Religious freedom continues to decline around the world, and persecution is on the rise. In September, The Pew Forum on Religion & Public Life reported that three-fourths of the global population—more than 5 billion people—live in countries with “high government restrictions on religion or high social hostilities involving religion.”
Across large portions of Asia, Africa and the Middle East, Christianity is a particularly dangerous faith to claim. In the past four years examined by Pew, they faced harassment in more countries than any other religious group, including Jews and Muslims. And in more than 65 countries, Christians face significant persecution, according to a new report from Open Doors, a U.S.-based organization that monitors religious oppression. Furthermore, a new report from Texas-based ChinaAid highlights some of the difficulties Christians faced last year in China.
With this in mind, Rep. Frank Wolf, R.-Va., and Rep. Anna Eshoo, D.-Calif, have proposed that the U.S. State Department have a special envoy for vulnerable religious minorities. (The idea has a precedent, as Wolf has pointed out; already, the U.S. has a Sudan special envoy and a North Korea envoy to monitor human-rights violations.)
Govtrack.us gives the bill only a 26 percent chance of getting past committee, and a 7 percent chance of being enacted.

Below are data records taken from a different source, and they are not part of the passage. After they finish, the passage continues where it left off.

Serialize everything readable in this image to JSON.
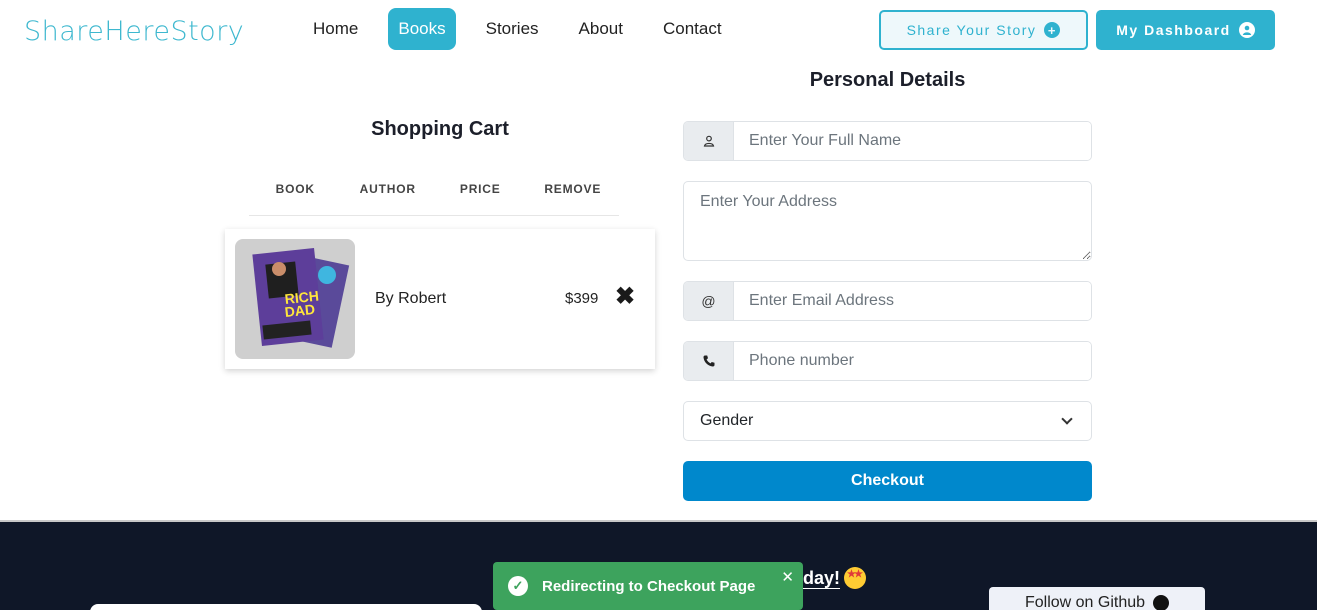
{
  "navbar": {
    "brand": "ShareHereStory",
    "links": [
      {
        "label": "Home",
        "active": false
      },
      {
        "label": "Books",
        "active": true
      },
      {
        "label": "Stories",
        "active": false
      },
      {
        "label": "About",
        "active": false
      },
      {
        "label": "Contact",
        "active": false
      }
    ],
    "share_button": "Share Your Story",
    "dashboard_button": "My Dashboard"
  },
  "cart": {
    "title": "Shopping Cart",
    "columns": [
      "BOOK",
      "AUTHOR",
      "PRICE",
      "REMOVE"
    ],
    "items": [
      {
        "book_cover_text": "RICH DAD",
        "author": "By Robert",
        "price": "$399",
        "remove_icon": "close-icon"
      }
    ]
  },
  "form": {
    "title": "Personal Details",
    "name_placeholder": "Enter Your Full Name",
    "address_placeholder": "Enter Your Address",
    "email_placeholder": "Enter Email Address",
    "email_addon": "@",
    "phone_placeholder": "Phone number",
    "gender_selected": "Gender",
    "checkout_label": "Checkout"
  },
  "footer": {
    "heading": "day!",
    "github_button": "Follow on Github"
  },
  "toast": {
    "message": "Redirecting to Checkout Page"
  },
  "colors": {
    "accent": "#2fb2cf",
    "checkout": "#0088cc",
    "footer_bg": "#0f1728",
    "toast_bg": "#3da35d"
  }
}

In 2011, Wolf and Enshoo introduced a similar bill, which passed with strong bipartisan support in the House.
But the bill languished in the Senate, despite the support of diverse organizations including the American Islamic Congress, Christian Solidarity Worldwide, the United Kingdom Human Rights Law Foundation, the International Coalition for Religious Freedom, the International Institute for Religious Freedom, the Jubilee Campaign, Open Doors, the Simon Wiesenthal Center and the Union of Councils for Jews in the Former Soviet Union.
The Senate Foreign Relations Committee in the 112th Congress, chaired by incoming Secretary of State John Kerry, refused to so much as hold a hearing on the legislation. Meanwhile, the State Department protested that the position would be “unnecessary, duplicative, and likely counterproductive.”
Wolf disagrees with the State Department’s assessment. In a July 2012 letter to Sen. James Webb, D-Va., he wrote “if I believed that religious minorities . . . were getting the attention warranted at the State Department, I would cease in pressing for the passage of this legislation. Sadly, that is far from the case. We must act now.”
Wolf has good reason to be concerned. President Obama set the tone for his administration early, when he first avoided the Dalai Lama, and later ushered him out the side door of the White House, past the trash pile. In keeping, last summer, the State Department dropped the section on religious freedom from its annual Country Reports on Human Rights.
The fate of this legislation will be a good indication of whether President Obama, John Kerry, and the Democrats in the Senate are willing to take religious freedom seriously. But if Obama’s first term is any indication, imperiled believers will have to wait out another four years of U.S. silence.
Jillian Melchior writes for National Review and was a 2011 Robert Novak Fellow with the Phillips Foundation. Image of the Dalai Lama courtesy of Big Stock Photo.